Retired to stud by Stonestreet, Ramatuelle did not immediately produce a stakes horse, although all were winners. Texas Red is his dam’s fifth foal, and Stonestreet sold the colt at the 2013 Keeneland September sale for $17,000. Two months later, they sold his stakes-placed dam for $20,000 to Korea Bloodstock in foal to Maclean’s Music.

Kentucky-based bloodstock consultant Jun Park said that “Korea Bloodstock is a Korean company that helps breeders purchase horses at the sales. Their main job is doing paperwork for actual buyers, like what KOID does.”

The Chilean-bred mare was shipped to Korea in December, but unfortunately, “Ramatuelle died in Korea last March,” Park said, along with the foal she was carrying.

Like most mares imported for their breeding program, Ramatuelle was purchased under the auspices of the Korean Racing Association, which operates like a bureau of the Korean government and oversees nearly every aspect of racing in South Korea.

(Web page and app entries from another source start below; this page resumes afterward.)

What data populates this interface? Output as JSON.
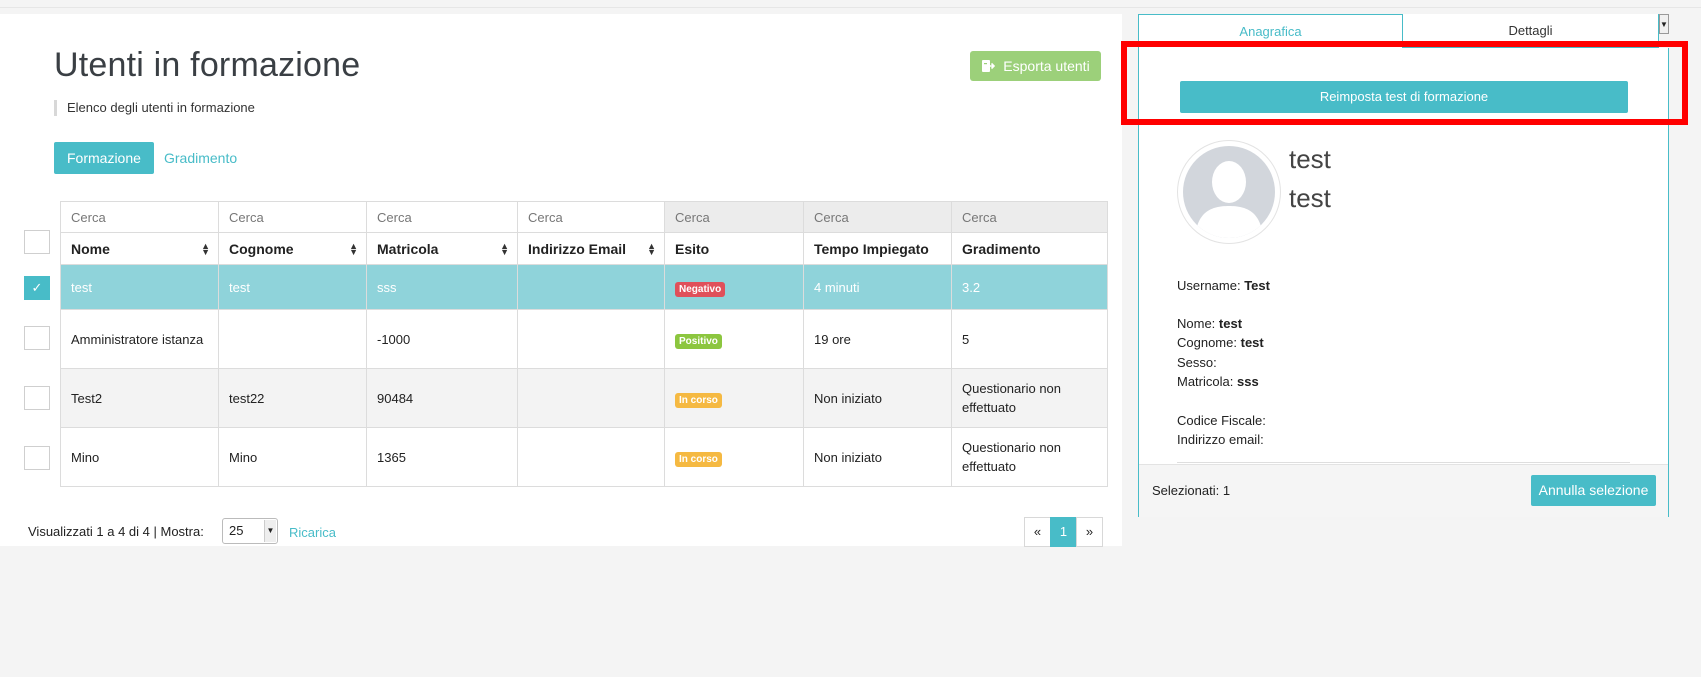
{
  "page": {
    "title": "Utenti in formazione",
    "subtitle": "Elenco degli utenti in formazione",
    "export_label": "Esporta utenti"
  },
  "tabs": {
    "formazione": "Formazione",
    "gradimento": "Gradimento"
  },
  "table": {
    "search_placeholder": "Cerca",
    "columns": [
      "Nome",
      "Cognome",
      "Matricola",
      "Indirizzo Email",
      "Esito",
      "Tempo Impiegato",
      "Gradimento"
    ],
    "rows": [
      {
        "nome": "test",
        "cognome": "test",
        "matricola": "sss",
        "email": "",
        "esito": "Negativo",
        "tempo": "4 minuti",
        "gradimento": "3.2",
        "selected": true
      },
      {
        "nome": "Amministratore istanza",
        "cognome": "",
        "matricola": "-1000",
        "email": "",
        "esito": "Positivo",
        "tempo": "19 ore",
        "gradimento": "5",
        "selected": false
      },
      {
        "nome": "Test2",
        "cognome": "test22",
        "matricola": "90484",
        "email": "",
        "esito": "In corso",
        "tempo": "Non iniziato",
        "gradimento": "Questionario non effettuato",
        "selected": false
      },
      {
        "nome": "Mino",
        "cognome": "Mino",
        "matricola": "1365",
        "email": "",
        "esito": "In corso",
        "tempo": "Non iniziato",
        "gradimento": "Questionario non effettuato",
        "selected": false
      }
    ],
    "check_mark": "✓"
  },
  "colors": {
    "accent": "#48bcc8",
    "negativo": "#e0505a",
    "positivo": "#8cc63f",
    "in_corso": "#f5b942",
    "selected_row": "#8fd3da",
    "export": "#9cd07a",
    "highlight": "#ff0000"
  },
  "footer": {
    "info": "Visualizzati 1 a 4 di 4  |  Mostra:",
    "page_size": "25",
    "reload": "Ricarica",
    "prev": "«",
    "current_page": "1",
    "next": "»"
  },
  "side": {
    "tab_anagrafica": "Anagrafica",
    "tab_dettagli": "Dettagli",
    "reset_label": "Reimposta test di formazione",
    "first_name_big": "test",
    "last_name_big": "test",
    "username_label": "Username:",
    "username": "Test",
    "nome_label": "Nome:",
    "nome": "test",
    "cognome_label": "Cognome:",
    "cognome": "test",
    "sesso_label": "Sesso:",
    "sesso": "",
    "matricola_label": "Matricola:",
    "matricola": "sss",
    "cf_label": "Codice Fiscale:",
    "cf": "",
    "email_label": "Indirizzo email:",
    "email": "",
    "selected_label": "Selezionati: 1",
    "cancel_label": "Annulla selezione"
  }
}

The KRA is the sole racing authority, overseeing Korea’s racing, wagering, and breeding. The KRA operates Korea’s two Thoroughbred racetracks at Seoul and Busan, which is Korea’s second-largest city. Both have sand tracks, which makes them relatively close to the surfaces in the States, and the pedigrees and physical types that thrive there seem to be similar.

The KRA operates Jeju stud farm and training center, and it stands Breeders’ Cup winner Volponi, champion juvenile Hansen, G1 winner Rock Hard Ten, and the major winner and significant sire Menifee. These and other sires will be joined next year by Any Given Saturday (Distorted Humor), who won the Haskell during his racing career and sired Hoppertunity, a well-regarded classic candidate earlier this year.

The racing and breeding programs in countries like Korea and Turkey can offer an important role to these and other horses who may not have a commercial profile in America that will allow them to remain at the highest level. That is how some of the best influences in U.S. breeding came to these shores, because they weren’t as highly valued elsewhere, and we can hope that these exports find eminent success in their new homes.

The preceding post was first published earlier this week at Paulick Report.